Bresaylor Happenings: During the winter of 1885, the Sayers brothers hauled seven loads of freight from Prince Albert to the McKay Store in Battleford.
Bresaylor Museum
Bresaylor Heritage Museum is providing this column for the summer season for our readers' interest.

Prior to arriving at the Bresaylor Settlement in 1882, the Sayers brothers, Henry, Cleophas and Joseph, had been involved in freighting, especially Henry. Henry had equipment and manpower. He had been married twice and had 21 children. All his sons freighted as they were growing up, transporting goods from the railhead at Swift Current to Battleford or Bresaylor and then freighting to Prince Albert, Green Lake, Onion Lake, Fort Pitt, Frog Lake, Cold Lake and any other location freight needed to go.

The train of freight would be led by a wagon pulled by a horse or horses. An ox pulling a cart would be tethered to one back corner of the wagon, walking in the wagon rut ahead. Another ox would be tethered to the corner of that cart, with as many as 12 carts used. This spread out the ruts, lessening the chance of sinking in the mud. The horse in the front set the pace, being easier to control than an ox. Each cart carried approximately 1,000 pounds of payload. Only two men were needed, with one man driving the horse in the front wagon and the other man keeping the oxen and carts following each other.

In 1965, a reporter interviewed Henry’s son Joe, who was then 95 years old. Joe reminisced about his freighting days. He recalled that a round trip to Swift Current took 20 days, eight days going down empty and 12 days coming back loaded. He charged $2.50 per hundred pounds of freight. The best haul he ever made was handled by two men and netted him $1,700.

In November 1882, the Sayers brothers made a trip to Swift Current loaded with furniture from the old Government house in Battleford. They returned to Battleford loaded with more freight.

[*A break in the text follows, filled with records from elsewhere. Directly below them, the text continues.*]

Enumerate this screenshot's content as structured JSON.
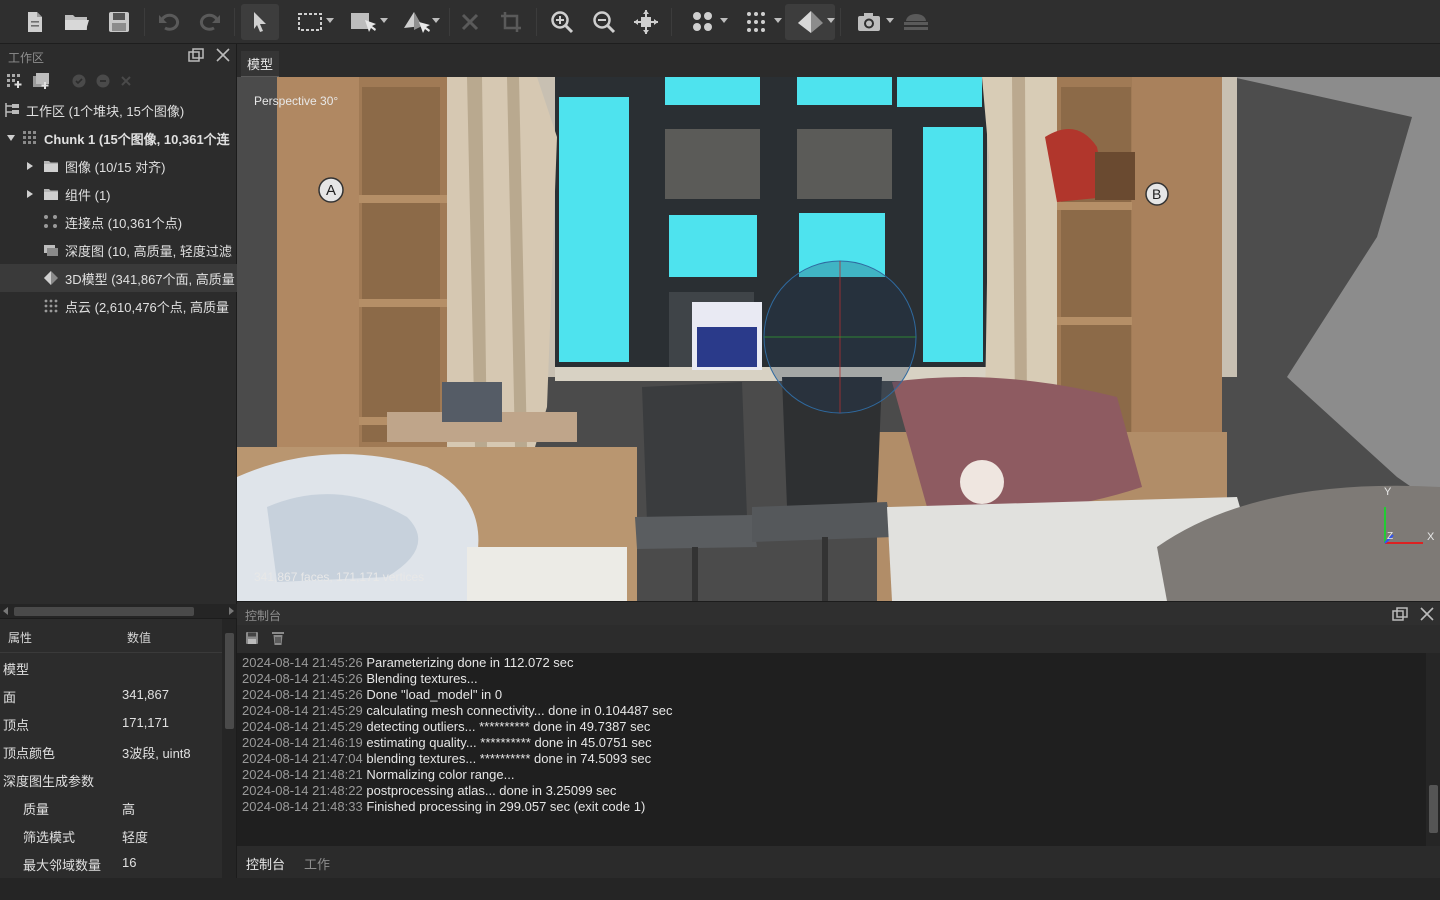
{
  "toolbar": {
    "buttons": [
      "new-document-icon",
      "open-folder-icon",
      "save-icon",
      "undo-icon",
      "redo-icon",
      "pointer-icon",
      "rect-select-icon",
      "region-select-icon",
      "rotate-object-icon",
      "delete-icon",
      "crop-icon",
      "zoom-in-icon",
      "zoom-out-icon",
      "move-icon",
      "points-icon",
      "dots-grid-icon",
      "model-icon",
      "camera-icon",
      "layers-icon"
    ]
  },
  "workspace": {
    "title": "工作区",
    "items": [
      {
        "label": "工作区 (1个堆块, 15个图像)",
        "icon": "workspace-icon"
      },
      {
        "label": "Chunk 1 (15个图像, 10,361个连",
        "icon": "chunk-icon"
      },
      {
        "label": "图像 (10/15 对齐)",
        "icon": "folder-icon"
      },
      {
        "label": "组件 (1)",
        "icon": "folder-icon"
      },
      {
        "label": "连接点 (10,361个点)",
        "icon": "tie-points-icon"
      },
      {
        "label": "深度图 (10, 高质量, 轻度过滤",
        "icon": "depth-map-icon"
      },
      {
        "label": "3D模型 (341,867个面, 高质量",
        "icon": "model-3d-icon"
      },
      {
        "label": "点云 (2,610,476个点, 高质量",
        "icon": "point-cloud-icon"
      }
    ]
  },
  "properties": {
    "col_property": "属性",
    "col_value": "数值",
    "rows": [
      {
        "k": "模型",
        "v": ""
      },
      {
        "k": "面",
        "v": "341,867"
      },
      {
        "k": "顶点",
        "v": "171,171"
      },
      {
        "k": "顶点颜色",
        "v": "3波段, uint8"
      },
      {
        "k": "深度图生成参数",
        "v": ""
      },
      {
        "k": "质量",
        "v": "高"
      },
      {
        "k": "筛选模式",
        "v": "轻度"
      },
      {
        "k": "最大邻域数量",
        "v": "16"
      }
    ]
  },
  "viewport": {
    "tab": "模型",
    "projection": "Perspective 30°",
    "stats": "341,867 faces, 171,171 vertices",
    "marker_a": "A",
    "marker_b": "B",
    "axis_y": "Y",
    "axis_z": "Z",
    "axis_x": "X"
  },
  "console": {
    "title": "控制台",
    "lines": [
      {
        "ts": "2024-08-14 21:45:26",
        "msg": "Parameterizing done in 112.072 sec"
      },
      {
        "ts": "2024-08-14 21:45:26",
        "msg": "Blending textures..."
      },
      {
        "ts": "2024-08-14 21:45:26",
        "msg": "Done \"load_model\" in 0"
      },
      {
        "ts": "2024-08-14 21:45:29",
        "msg": "calculating mesh connectivity... done in 0.104487 sec"
      },
      {
        "ts": "2024-08-14 21:45:29",
        "msg": "detecting outliers... ********** done in 49.7387 sec"
      },
      {
        "ts": "2024-08-14 21:46:19",
        "msg": "estimating quality... ********** done in 45.0751 sec"
      },
      {
        "ts": "2024-08-14 21:47:04",
        "msg": "blending textures...  ********** done in 74.5093 sec"
      },
      {
        "ts": "2024-08-14 21:48:21",
        "msg": "Normalizing color range..."
      },
      {
        "ts": "2024-08-14 21:48:22",
        "msg": "postprocessing atlas... done in 3.25099 sec"
      },
      {
        "ts": "2024-08-14 21:48:33",
        "msg": "Finished processing in 299.057 sec (exit code 1)"
      }
    ],
    "tab_console": "控制台",
    "tab_jobs": "工作"
  },
  "colors": {
    "accent_cyan": "#4ee3ee",
    "wood": "#a07a55",
    "window_frame": "#2a2f33"
  }
}
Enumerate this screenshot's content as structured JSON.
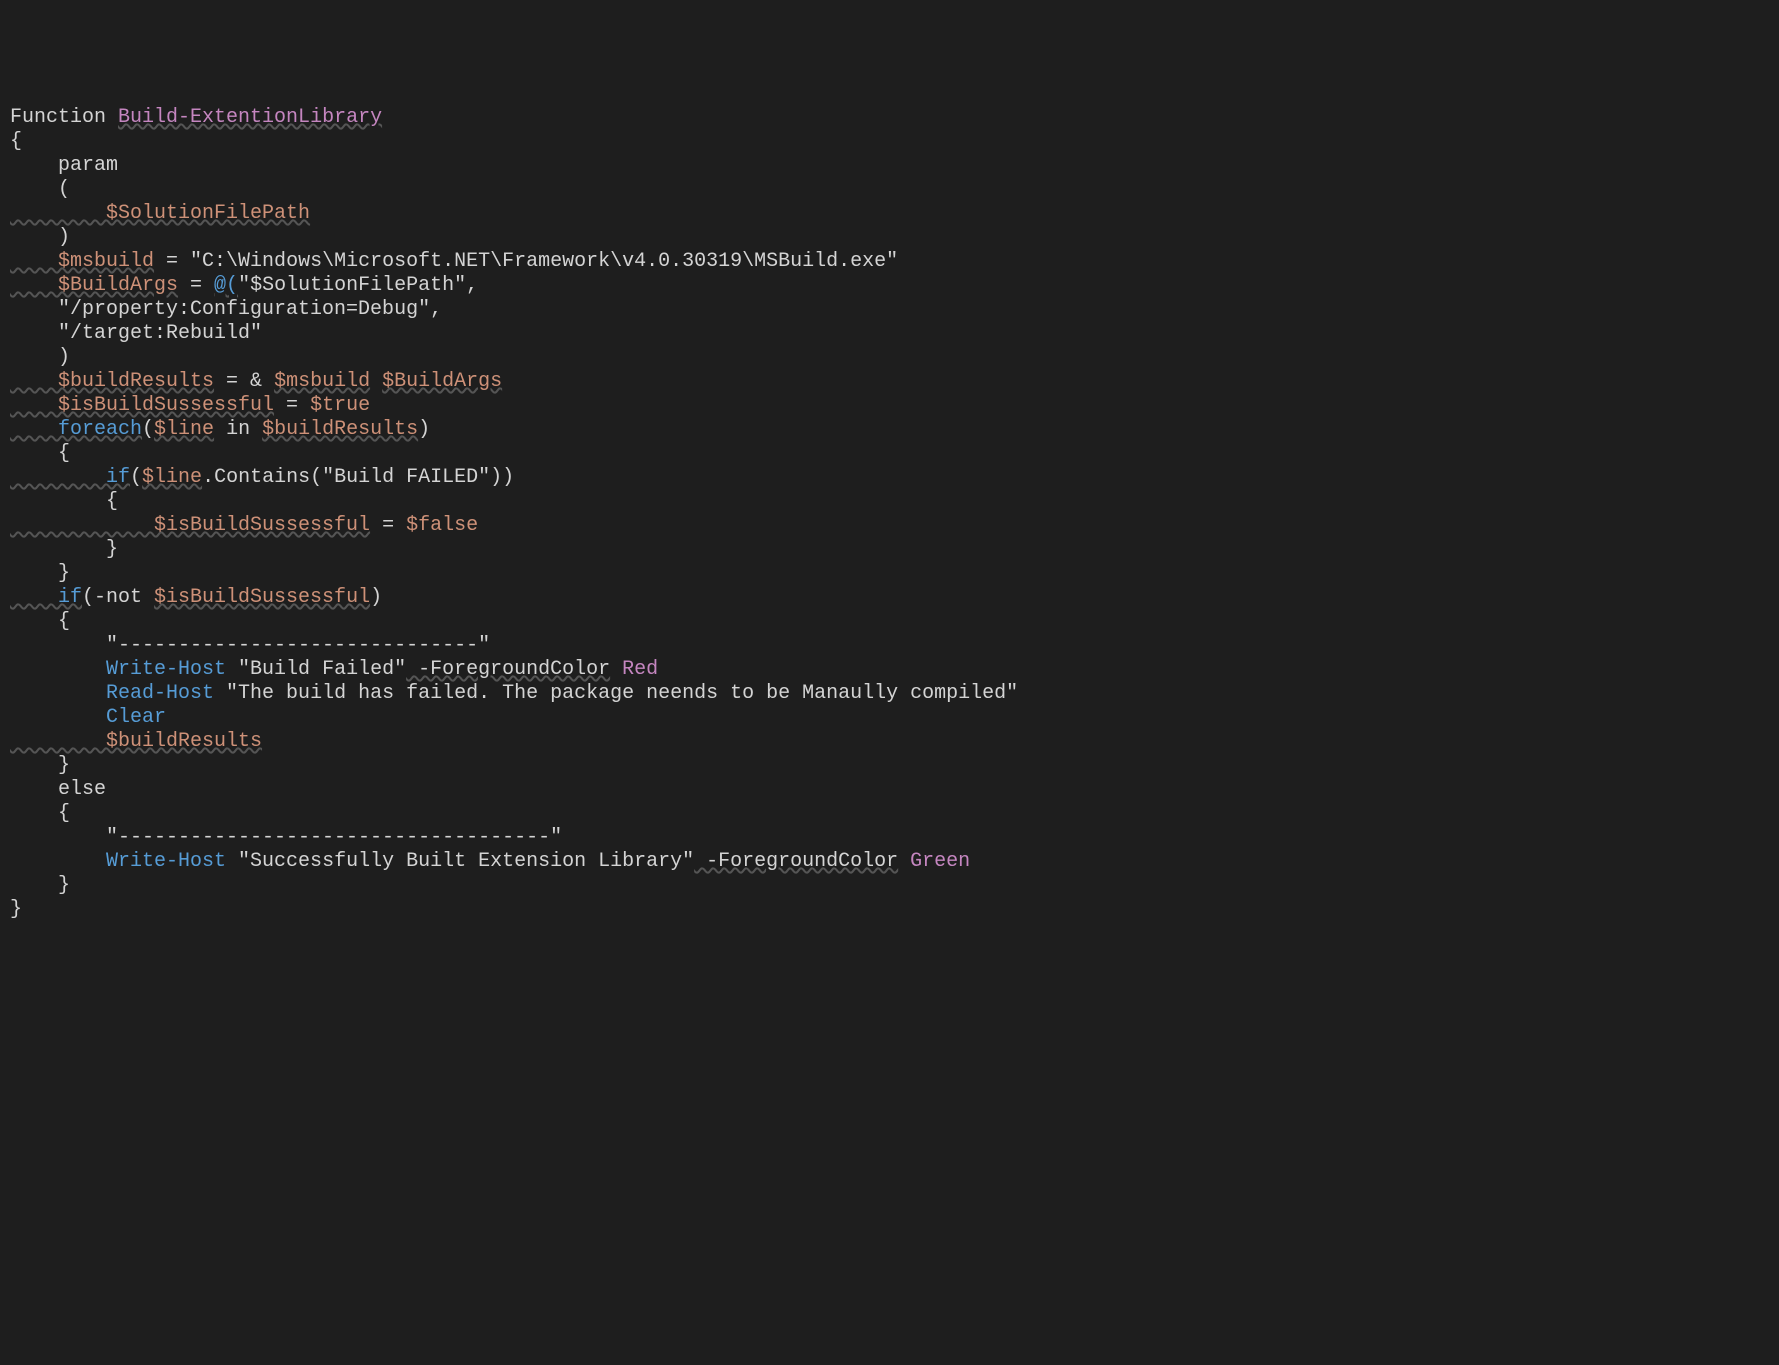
{
  "lines": {
    "l1_function": "Function",
    "l1_name": "Build-ExtentionLibrary",
    "l2": "{",
    "l3_param": "    param",
    "l4": "    (",
    "l5_var": "        $SolutionFilePath",
    "l6": "    )",
    "l7": "",
    "l8_var": "    $msbuild",
    "l8_eq": " = ",
    "l8_str": "\"C:\\Windows\\Microsoft.NET\\Framework\\v4.0.30319\\MSBuild.exe\"",
    "l9": "",
    "l10_var": "    $BuildArgs",
    "l10_eq": " = ",
    "l10_at": "@(",
    "l10_str": "\"$SolutionFilePath\"",
    "l10_comma": ",",
    "l11_str": "    \"/property:Configuration=Debug\"",
    "l11_comma": ",",
    "l12_str": "    \"/target:Rebuild\"",
    "l13": "    )",
    "l14": "",
    "l15_var1": "    $buildResults",
    "l15_eq": " = & ",
    "l15_var2": "$msbuild",
    "l15_sp": " ",
    "l15_var3": "$BuildArgs",
    "l16": "",
    "l17_var": "    $isBuildSussessful",
    "l17_eq": " = ",
    "l17_bool": "$true",
    "l18_foreach": "    foreach",
    "l18_p1": "(",
    "l18_var1": "$line",
    "l18_in": " in ",
    "l18_var2": "$buildResults",
    "l18_p2": ")",
    "l19": "    {",
    "l20_if": "        if",
    "l20_p1": "(",
    "l20_var": "$line",
    "l20_contains": ".Contains(",
    "l20_str": "\"Build FAILED\"",
    "l20_p2": "))",
    "l21": "        {",
    "l22_var": "            $isBuildSussessful",
    "l22_eq": " = ",
    "l22_bool": "$false",
    "l23": "        }",
    "l24": "    }",
    "l25": "",
    "l26_if": "    if",
    "l26_p1": "(-not ",
    "l26_var": "$isBuildSussessful",
    "l26_p2": ")",
    "l27": "    {",
    "l28_str": "        \"------------------------------\"",
    "l29_cmd": "        Write-Host",
    "l29_str": " \"Build Failed\"",
    "l29_flag": " -ForegroundColor",
    "l29_color": " Red",
    "l30_cmd": "        Read-Host",
    "l30_str": " \"The build has failed. The package neends to be Manaully compiled\"",
    "l31_cmd": "        Clear",
    "l32_var": "        $buildResults",
    "l33": "    }",
    "l34": "    else",
    "l35": "    {",
    "l36_str": "        \"------------------------------------\"",
    "l37_cmd": "        Write-Host",
    "l37_str": " \"Successfully Built Extension Library\"",
    "l37_flag": " -ForegroundColor",
    "l37_color": " Green",
    "l38": "    }",
    "l39": "}"
  }
}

The year 1884 was a freighter’s paradise. Four hundred cartloads of freight arrived in Battleford during a two-week period. There was a shortage of freighters to haul all the freight from Swift Current that year.

In 1885, Inspector Frances Dickens of the North-West Mounted Police at Fort Pitt recorded that on Feb. 10 the Sayers brothers arrived with freight for the Indian Department. On Feb.16, he recorded them returning from Frog Lake where they had delivered two large millstones as well as other machinery for a mill that was to be built there. The millstones are still lying where they were unloaded, as the mill’s owners and workers were killed during the Frog Lake massacre.

During the winter of 1885, the Sayers brothers hauled seven loads of freight from Prince Albert to the McKay Store in Battleford.

The Sayers brothers also did some freighting on the North Saskatchewan River. In 1883 they arrived in Battleford with a raft of 150 building logs.

Freighting started to decline in 1890 when Saskatoon became the railhead for the area, a shorter distance to haul goods than Swift Current. Freighting continued to decrease when the railroad was built through Bresaylor in 1905. There was still some freighting to points north until the railroad was built north of the North Saskatchewan River through Edam and Turtleford.

The Bresaylor Heritage Museum is open again for the summer by appointment only from June 30 to Aug. 31. Please phone Enola at 306-893-8002 or Bob at 306-895-2075 to arrange a guided tour by one of our volunteer staff. Check out the Bresaylor Heritage Museum Facebook page for more information.